posted on 22.07.2021, 03:13 by Yanan Kang, Linda Flores, Hoi Wa Ngai, Yvonne R. Cornejo, Tom Haber, Marisa McDonald, Dayson Friaça Moreira, Joanna Marie Gonzaga, Wafa Abidi, Yijia Zhang, Mohamed Hammad, Marcin Kortylewski, Karen S. Aboody, Jacob M. Berlin

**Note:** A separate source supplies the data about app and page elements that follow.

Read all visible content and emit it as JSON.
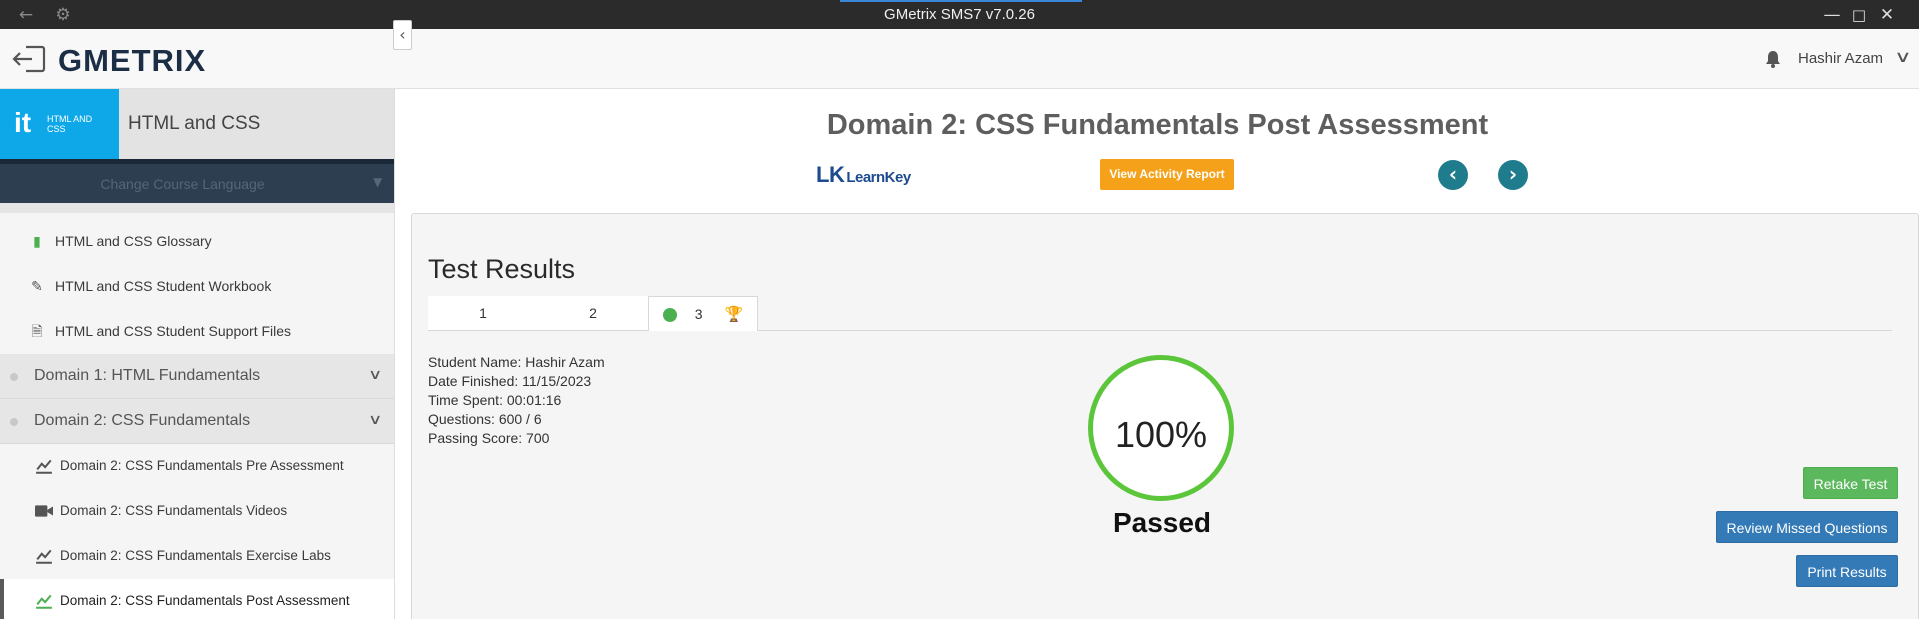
{
  "window": {
    "title": "GMetrix SMS7 v7.0.26"
  },
  "header": {
    "brand": "GMETRIX",
    "user_name": "Hashir Azam"
  },
  "sidebar": {
    "course_badge_label": "HTML AND CSS",
    "course_title": "HTML and CSS",
    "language_select": "Change Course Language",
    "items": [
      {
        "label": "HTML and CSS Glossary",
        "icon": "book-icon",
        "type": "resource"
      },
      {
        "label": "HTML and CSS Student Workbook",
        "icon": "pencil-icon",
        "type": "resource"
      },
      {
        "label": "HTML and CSS Student Support Files",
        "icon": "file-icon",
        "type": "resource"
      },
      {
        "label": "Domain 1: HTML Fundamentals",
        "icon": "chevron-down-icon",
        "type": "domain"
      },
      {
        "label": "Domain 2: CSS Fundamentals",
        "icon": "chevron-down-icon",
        "type": "domain"
      },
      {
        "label": "Domain 2: CSS Fundamentals Pre Assessment",
        "icon": "chart-icon",
        "type": "lesson"
      },
      {
        "label": "Domain 2: CSS Fundamentals Videos",
        "icon": "video-icon",
        "type": "lesson"
      },
      {
        "label": "Domain 2: CSS Fundamentals Exercise Labs",
        "icon": "chart-icon",
        "type": "lesson"
      },
      {
        "label": "Domain 2: CSS Fundamentals Post Assessment",
        "icon": "chart-icon",
        "type": "lesson",
        "active": true
      }
    ]
  },
  "main": {
    "page_title": "Domain 2: CSS Fundamentals Post Assessment",
    "partner_logo": "LearnKey",
    "view_report_label": "View Activity Report",
    "results": {
      "title": "Test Results",
      "tabs": [
        "1",
        "2",
        "3"
      ],
      "student_name": "Student Name: Hashir Azam",
      "date_finished": "Date Finished: 11/15/2023",
      "time_spent": "Time Spent: 00:01:16",
      "questions": "Questions: 600 / 6",
      "passing_score": "Passing Score: 700",
      "score_percent": "100%",
      "score_fraction": 1.0,
      "status": "Passed"
    },
    "buttons": {
      "retake": "Retake Test",
      "review": "Review Missed Questions",
      "print": "Print Results"
    }
  },
  "colors": {
    "accent_orange": "#f5a21a",
    "nav_teal": "#1f7c8c",
    "pass_green": "#5cc63b",
    "badge_blue": "#0ea8e8"
  }
}
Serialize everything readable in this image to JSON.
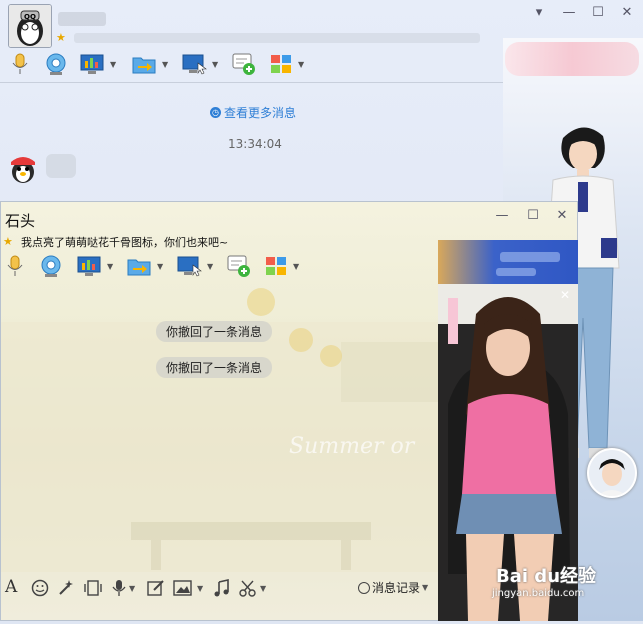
{
  "back_window": {
    "more_messages": "查看更多消息",
    "timestamp": "13:34:04",
    "window_controls": [
      "▾",
      "—",
      "☐",
      "✕"
    ]
  },
  "front_window": {
    "contact_name": "石头",
    "status_message": "我点亮了萌萌哒花千骨图标，你们也来吧~",
    "window_controls": [
      "—",
      "☐",
      "✕"
    ],
    "messages": [
      "你撤回了一条消息",
      "你撤回了一条消息"
    ],
    "background_text": "Summer or",
    "history_label": "消息记录"
  },
  "icons": {
    "toolbar": [
      "microphone-icon",
      "webcam-icon",
      "screen-share-icon",
      "file-transfer-icon",
      "remote-desktop-icon",
      "new-discussion-icon",
      "apps-grid-icon"
    ],
    "input_toolbar": [
      "font-icon",
      "emoji-icon",
      "magic-icon",
      "screen-shake-icon",
      "voice-message-icon",
      "doodle-icon",
      "image-icon",
      "music-icon",
      "screenshot-icon"
    ]
  },
  "watermark": {
    "brand": "Bai du经验",
    "url": "jingyan.baidu.com"
  },
  "colors": {
    "accent_blue": "#2f7fd6",
    "pill_bg": "#d8d7cc"
  }
}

Ovarian cancer is the most lethal gynecological malignancy in the United States. Current standard of treatment includes surgical debulking and chemotherapy, such as cisplatin and paclitaxel. However, the patients’ response rate for chemotherapy in ovarian cancer is not optimal, and they often develop chemoresistance and suffer from side effects. Current clinical trials make extensive use of immune checkpoint blockade (ICB) as a novel cancer immunotherapeutic strategy against ovarian tumors. However, the response rates for ICB antibodies remain limited to 10–20% of treated ovarian cancer patients despite the success of this approach in melanoma, renal, head and neck, and nonsmall cell lung cancers. This lack of efficacy is often attributed to the “cold” immune status of ovarian tumors, as these tumors often have a low number of tumor-infiltrating lymphocytes (TILs) but a high number of suppressive immune cells, including tumor-associated macrophages (TAMs), myeloid-derived suppressor cells (MDSCs), or regulatory T cells (Tregs). Repolarizing TAMs could be a promising strategy to reshape the tumor immune microenvironment and promote antitumor activity when combined with ICBs. Toll-like receptor (TLR) 7 and 8 agonists, such as imiquimod and resiquimod, are potent immunostimulatory molecules with potential to repolarize macrophages. However, these small molecules have poor pharmacokinetic profiles and can induce severe side effects when administered systemically. Previously, our group demonstrated that various large, anionic nanomaterials (silica, PLGA, and polystyrene) specifically target TAMs when administered intraperitoneally (IP) to ovarian tumor-bearing mice. In the present study, we demonstrate that large, anionic liposomes administered IP also efficiently localize to TAMs and can be used to target the delivery of resiquimod. Resiquimod delivered in this targeted fashion promoted activation of M1 macrophages and T cell infiltration, while reducing the percentage of Tregs in the tumor microenvironment. Finally, liposome-formulated resiquimod significantly enhanced the efficacy of PD1 blockade against syngeneic ovarian tumors. We anticipate that further optimization of our liposomal delivery strategy can generate a clinically relevant strategy for more effective and safer immunotherapy for ovarian cancer patients.